Renewable energy, locally generated
Our tour continues. At the edge of the village on the river Dart we admire the “Archimedes screw”. Two large, screw-shaped waterwheels slowly rotate as river water flows through them. Hydropower was an obvious choice to renew the local energy supply, given the town’s location on the river Dart. The initiave for the Archmides screw came from a number of local people who formed a project group to modernize an old waterwheel. They have also thought of including a fish ladder, which makes it easy for fish to pass.
The Archimedes screw generates over ten percent of the power consumption in Totnes. In addition, the inhabitants of the town use solar panels and wind turbines. By utilizing local opportunities to generate renewable energy, they reduce the dependency on energy generated elsewhere. And they also reduce the CO2 emissions of the municipality, lowering their contribution to climate disruption.
Back in town we visit different ecohomes. They are open to the public this weekend to allow neighbours and visitors a peak inside and learn what makes these houses “eco”. The houses vary in age from newly built to Victorian, and from detached to terraced. Good insulation is a common feature, and many homes generate their own energy, for example with solar panels. Transition Town Totnes stimulates this by facilitating the joint purchase of the solar panels. There is even one house with a “powerwall” to store excess solar energy. We also see biomass boilers, ground source heat pumps, solar thermal water heating, and a toilet that uses rainwater to flush.

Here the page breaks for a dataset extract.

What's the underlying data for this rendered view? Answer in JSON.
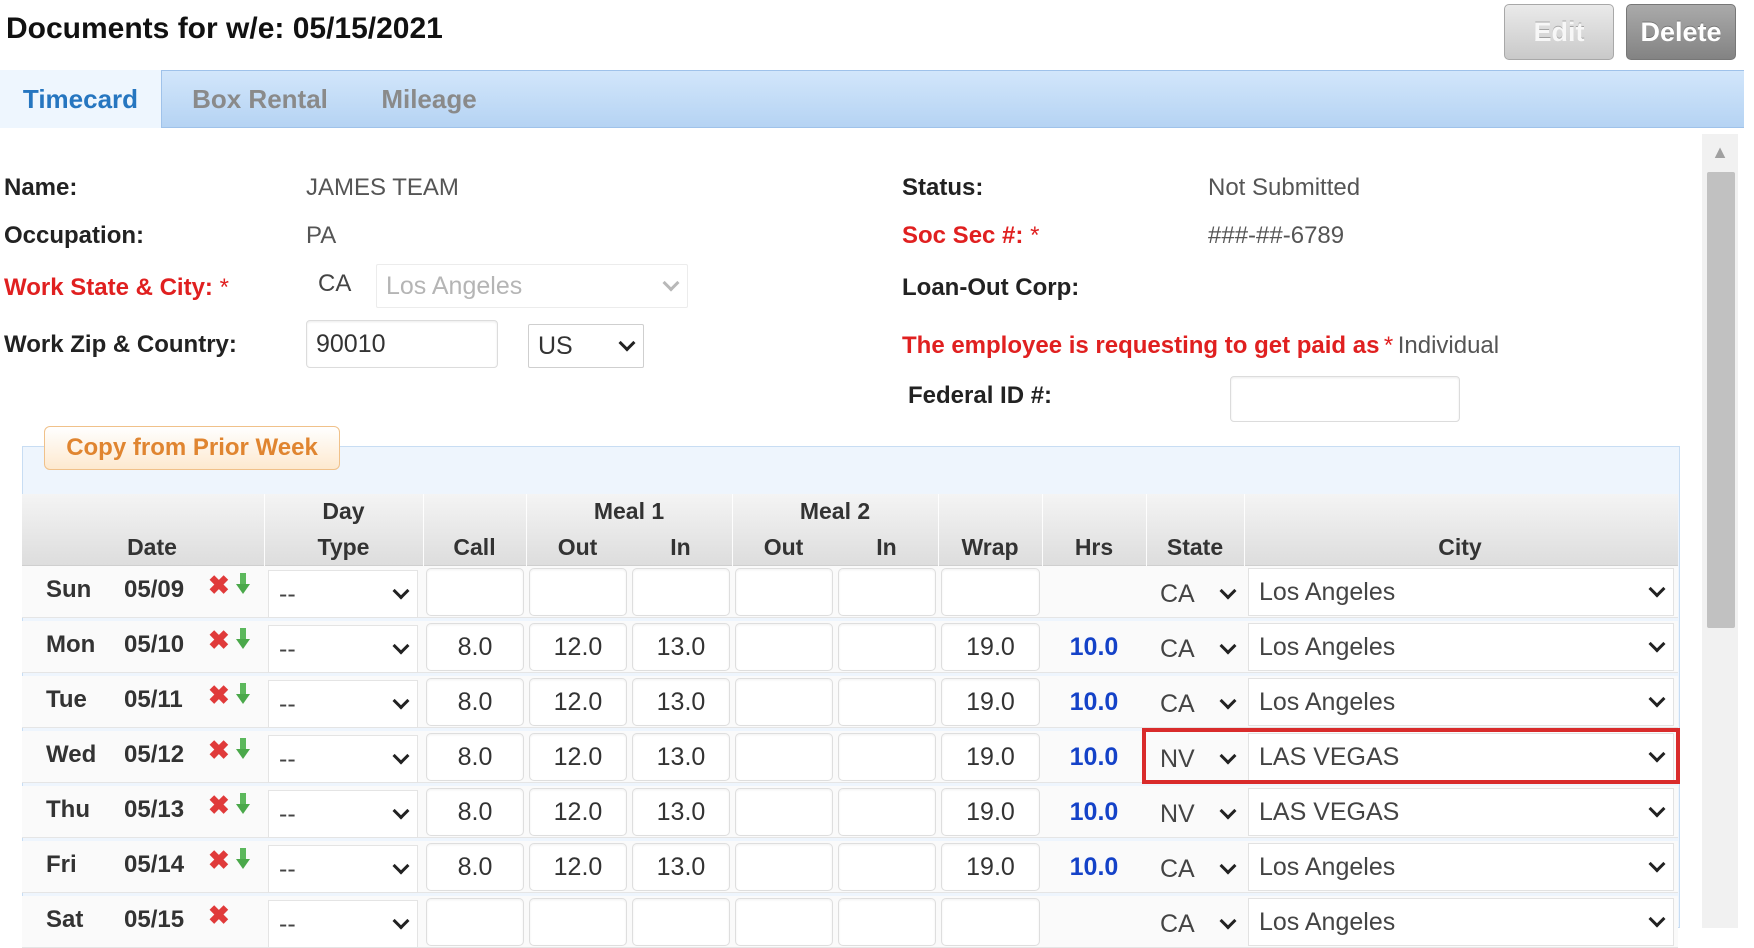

In a newly built home, a local contractor explains what they have done to make the house energy neutral. The builder, Terra Perma, is specialized in ecological building. “We used mainly timber and other natural materials, such as lime. The walls and roof are very well insulated, among others with wood fibre boards. The house is located in such a way that there are many windows and a large roof area facing south”. How very smart. This allows the sun to warm the interior during the day, also known as passive solar heating. The floor absorbs the heat, which is distributed throughout the house. The house can be heated with one heat-cold pump, but we learn that the residents have chosen for a wood stove for budget reasons.
Stimulating the local economy
All these local activities support the local economy. There is even a local currency: the Totnes Pound. This currency is as valuable as the pound sterling and is accepted by the participating stores in town. Curious about the details, we learn it works more like a voucher-scheme than official money, but still, it keeps money in the community and thus encourages local jobs.
The local approach seems to work. When we stroll through High Street, we see a large number of specialty stores. There is a shop selling organic regional products and there are some fresh bakeries, teahouses and restaurants. No locations are vacant and chain stores are notably absent. The emphasis on the region is probably the most outspoken in the “Not Made in China” store, which carries a whole range of regional products.
Although Hal mentiones more than once that there is still a lot more to be done, the success Transition Town Totnes has not gone unnoticed. The initiative has been followed in more than 1,100 villages and cities in 43 countries around the world. To help other towns “transition”, a separate organization called “Transition Network” has been established. This network aims to exchange knowledge and experiences.
Are you curious whether there is already such a transition initiative in your town or do you want to start it yourself? Check out the Transition Network website and join the movement!